We do not need to compete with Legoland if we don’t want to (I don’t see that it is doing anything bad). They are so good at what they do, we might choose instead to observe how they tap into this natural facility in mankind and then build on what they do in order to further the Faith. People whose imagination is stimulated powerfully will respond even more powerfully to more explicitly Christian themes if presented well in a Christian context, such as the liturgy.

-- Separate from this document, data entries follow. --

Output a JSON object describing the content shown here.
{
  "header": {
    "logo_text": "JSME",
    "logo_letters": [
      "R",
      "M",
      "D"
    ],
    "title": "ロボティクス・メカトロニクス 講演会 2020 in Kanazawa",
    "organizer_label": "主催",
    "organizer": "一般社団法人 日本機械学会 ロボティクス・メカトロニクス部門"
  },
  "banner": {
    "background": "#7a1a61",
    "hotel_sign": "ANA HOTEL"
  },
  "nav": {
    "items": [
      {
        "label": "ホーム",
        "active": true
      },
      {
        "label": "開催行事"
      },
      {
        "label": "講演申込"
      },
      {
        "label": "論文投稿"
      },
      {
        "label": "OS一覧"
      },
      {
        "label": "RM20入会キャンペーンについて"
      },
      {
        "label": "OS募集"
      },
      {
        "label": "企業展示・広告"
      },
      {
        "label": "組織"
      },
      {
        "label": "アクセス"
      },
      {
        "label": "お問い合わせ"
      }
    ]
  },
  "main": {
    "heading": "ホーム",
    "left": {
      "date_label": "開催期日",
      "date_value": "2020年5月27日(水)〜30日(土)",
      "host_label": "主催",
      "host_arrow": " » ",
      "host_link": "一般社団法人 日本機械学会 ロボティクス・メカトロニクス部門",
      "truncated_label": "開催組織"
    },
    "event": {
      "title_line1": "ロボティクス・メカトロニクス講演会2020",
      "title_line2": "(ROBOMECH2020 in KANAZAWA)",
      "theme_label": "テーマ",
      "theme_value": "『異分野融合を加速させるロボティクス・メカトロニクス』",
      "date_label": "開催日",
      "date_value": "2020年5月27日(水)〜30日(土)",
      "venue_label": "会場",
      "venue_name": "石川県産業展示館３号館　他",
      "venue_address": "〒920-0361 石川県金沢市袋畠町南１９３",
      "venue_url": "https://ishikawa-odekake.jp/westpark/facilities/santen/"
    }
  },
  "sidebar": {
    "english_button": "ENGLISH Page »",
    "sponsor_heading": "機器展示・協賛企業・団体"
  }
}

Kidzania is an indoor facility in West London which uses a similar psychological device to draw people in. Rather than transporting us to imaginary worlds for pure entertainment (with perhaps some incidental moral message) as Legoland does, Kidzania presents the world of adult work to children as an exciting place to which they can aspire. They can become for about twenty minutes at a time, airline pilots, aircrew, policemen, window cleaners, cooks, firemen, paramedics in an ambulance. Typically, an instructor firefighter welcomes them to the activity classroom. The door is shut and parents are excluded. They can’t hear what is said so are trusting that what they are told is good - we watch them through a glass screen. The children put on firemen’s hats and in conjunction with a video are told about this profession. Then they are told that there is an emergency to attend to. They are ushered into something like a golf cart that is made to look like a fire engine. They go to the scene of the accident and douse the fire with hoses spouting real water. As a result of this ‘work’, they earn 12 Kidzania pound notes. The moral message is more apparent here than the Lego experience. The goal is to introduce the idea of work to them and make it seem worthwhile. Again, what is fascinating is how exciting they make this by using the children’s imaginations to connect them to the reality they portray.

The last two places - the Museum of Water and Steam, and London Zoo - were more of what you would expect and much more interesting to me. The beauty and grace-in-motion of the old pump engines and even the elegance of the pumphouse (made in harmonic proportions of course) caught my eye. Interestingly, it was the rides and the interactive models, that seemed to me to be incidental to the main attraction, that the children were most interested in.

The latter two attractions offered an experience of something which was not using imagery, but presenting us with directly with something real. The children were thrilled to be at both of these places too, and enjoyed what was on offer, whether it was a water pump, a steam engine, tropical butterflies, gorillas, giraffes or penguins. The tendency of the more culturally conservative, such as myself, would be to argue that the higher, nobler, experience for the children is that in which they relate to reality directly. But now I’m not so sure. As I have pointed out in the past, the stimulation of imagination and the ability to relate the image to the prototype is almost universally necessary for one to have faith in God. Moreover, for all the beauty of the animals, we will not see them as God’s creatures unless we have that capacity for awe and wonder, and the power of imagination, to connect image to prototype, and creature to Creator. So, in fact, London Zoo needs a Legoland if it is to avoid being a neo-pagan, eco-warrior homage to Nature, rather than an authentic glorification of the Creator.

Perhaps Legoland is onto something profound here!

More recent articles:

For more articles, see the NLM archives: